Instead, Cyprus authorities continue to focus their efforts on increasing the numbers of arrivals, desperate to reach the pre-Covid record of 4 mln tourists a year.

A figure we will fall short of even in full recovery, no thanks to the war on Ukraine and restrictions on Russians travelling abroad.

The junior ministry for tourism is acting more like an agent for hoteliers, trying to fill rooms, ignoring the greater benefit for the economy had we genuinely opted for quality.

Holiday experts such as Noel Josephides, former chairman of the association of independent tour operators (AITO), have been calling for this change for decades, with coastal roads only now seeing an improvement in pavements, a clean-up of old-town centres and a serious facelift of public transport.

Relying exclusively on major tour operators to sell seats and book cheap holidays may be desirable as long as the numbers are there.

Still, it’s going down a dangerous path, repeating the past mistakes of putting all our eggs in one basket.

This will result in a vicious circle, where arrivals will increase, but per capita spending will not budge.

It is not the cheap food that attracts millions to the Aegean islands, Antalya, and Sharm El Sheikh, nor the low-cost airfare. It is the package that includes all of this, plus value for money.

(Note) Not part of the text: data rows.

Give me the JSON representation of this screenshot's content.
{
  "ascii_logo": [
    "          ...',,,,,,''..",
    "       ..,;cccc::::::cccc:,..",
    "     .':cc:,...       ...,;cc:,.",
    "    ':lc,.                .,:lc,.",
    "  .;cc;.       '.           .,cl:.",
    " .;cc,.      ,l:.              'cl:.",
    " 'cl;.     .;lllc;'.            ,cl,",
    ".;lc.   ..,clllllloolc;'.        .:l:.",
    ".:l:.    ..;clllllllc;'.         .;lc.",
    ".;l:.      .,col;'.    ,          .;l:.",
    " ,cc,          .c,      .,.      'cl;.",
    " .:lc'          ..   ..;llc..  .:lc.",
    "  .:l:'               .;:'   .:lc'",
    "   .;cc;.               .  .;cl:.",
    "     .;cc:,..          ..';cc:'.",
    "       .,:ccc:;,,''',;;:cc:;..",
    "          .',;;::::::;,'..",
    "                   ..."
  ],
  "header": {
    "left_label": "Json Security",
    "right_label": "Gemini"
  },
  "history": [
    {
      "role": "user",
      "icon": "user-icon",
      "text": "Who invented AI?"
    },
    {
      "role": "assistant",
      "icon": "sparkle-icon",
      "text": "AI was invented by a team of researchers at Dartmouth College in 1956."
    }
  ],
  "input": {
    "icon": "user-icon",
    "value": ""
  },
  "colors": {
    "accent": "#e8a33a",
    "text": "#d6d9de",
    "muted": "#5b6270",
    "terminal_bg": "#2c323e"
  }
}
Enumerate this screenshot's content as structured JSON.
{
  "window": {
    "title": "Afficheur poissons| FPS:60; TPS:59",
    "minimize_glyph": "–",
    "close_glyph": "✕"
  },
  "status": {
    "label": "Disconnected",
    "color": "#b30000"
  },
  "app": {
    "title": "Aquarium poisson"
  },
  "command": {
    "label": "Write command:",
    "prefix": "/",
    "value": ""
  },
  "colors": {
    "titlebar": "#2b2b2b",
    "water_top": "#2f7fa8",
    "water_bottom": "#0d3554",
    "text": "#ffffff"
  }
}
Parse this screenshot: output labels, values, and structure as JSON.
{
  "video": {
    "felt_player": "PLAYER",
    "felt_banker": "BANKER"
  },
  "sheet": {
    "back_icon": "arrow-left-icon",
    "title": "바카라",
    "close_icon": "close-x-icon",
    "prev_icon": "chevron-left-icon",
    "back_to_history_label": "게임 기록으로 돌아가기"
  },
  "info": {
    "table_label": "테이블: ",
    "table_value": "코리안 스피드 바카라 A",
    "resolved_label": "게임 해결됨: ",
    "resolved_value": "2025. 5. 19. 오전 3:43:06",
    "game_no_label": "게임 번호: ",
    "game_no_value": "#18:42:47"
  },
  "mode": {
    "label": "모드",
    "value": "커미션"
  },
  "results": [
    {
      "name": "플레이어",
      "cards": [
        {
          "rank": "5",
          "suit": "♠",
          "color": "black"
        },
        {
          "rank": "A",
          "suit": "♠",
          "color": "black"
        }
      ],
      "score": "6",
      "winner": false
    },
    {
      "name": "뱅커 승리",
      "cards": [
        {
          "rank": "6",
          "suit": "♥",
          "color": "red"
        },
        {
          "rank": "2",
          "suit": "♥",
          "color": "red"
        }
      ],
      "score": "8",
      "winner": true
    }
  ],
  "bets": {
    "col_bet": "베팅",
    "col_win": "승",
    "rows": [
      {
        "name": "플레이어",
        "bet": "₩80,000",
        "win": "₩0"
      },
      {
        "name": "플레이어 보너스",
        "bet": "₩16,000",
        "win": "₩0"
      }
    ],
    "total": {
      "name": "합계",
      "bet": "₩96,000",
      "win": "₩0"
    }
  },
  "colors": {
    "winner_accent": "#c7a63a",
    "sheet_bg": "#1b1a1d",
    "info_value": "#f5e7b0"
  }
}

If a kebab is three times the price in Cyprus than in Egypt or Greece, it doesn’t mean it’s superior.

Quite the contrary, we get more bad reviews of long queues at airport check-ins, poor quality and expensive food, and taxi fares that might cost half the plane ticket.

The junior ministry also prided itself on spending a ‘major’ budget on digital marketing, not realising that it was trying to attract the younger holidaymakers who would end up in other destinations anyway.

Now that we have more marinas in the pipeline, four- and five-star beach resorts, and a growing number of restaurants and bar focusing on innovation and imagination, Cyprus needs a return to quality.

And by that, we need to go back to our traditional markets and attract good spenders, some of whom are return customers.

The secret five and ten-year plans should either be removed from mothballs and put to good use or just thrown in the bin and replaced by good old fashioned warm hospitality.

Vacationers want more information, transparency, and a sense of feeling genuinely welcomed.

Let’s not repeat past errors, especially in an election year, when politicians need to show a healthy recovery, ignoring the longer-term impact of short-term decisions.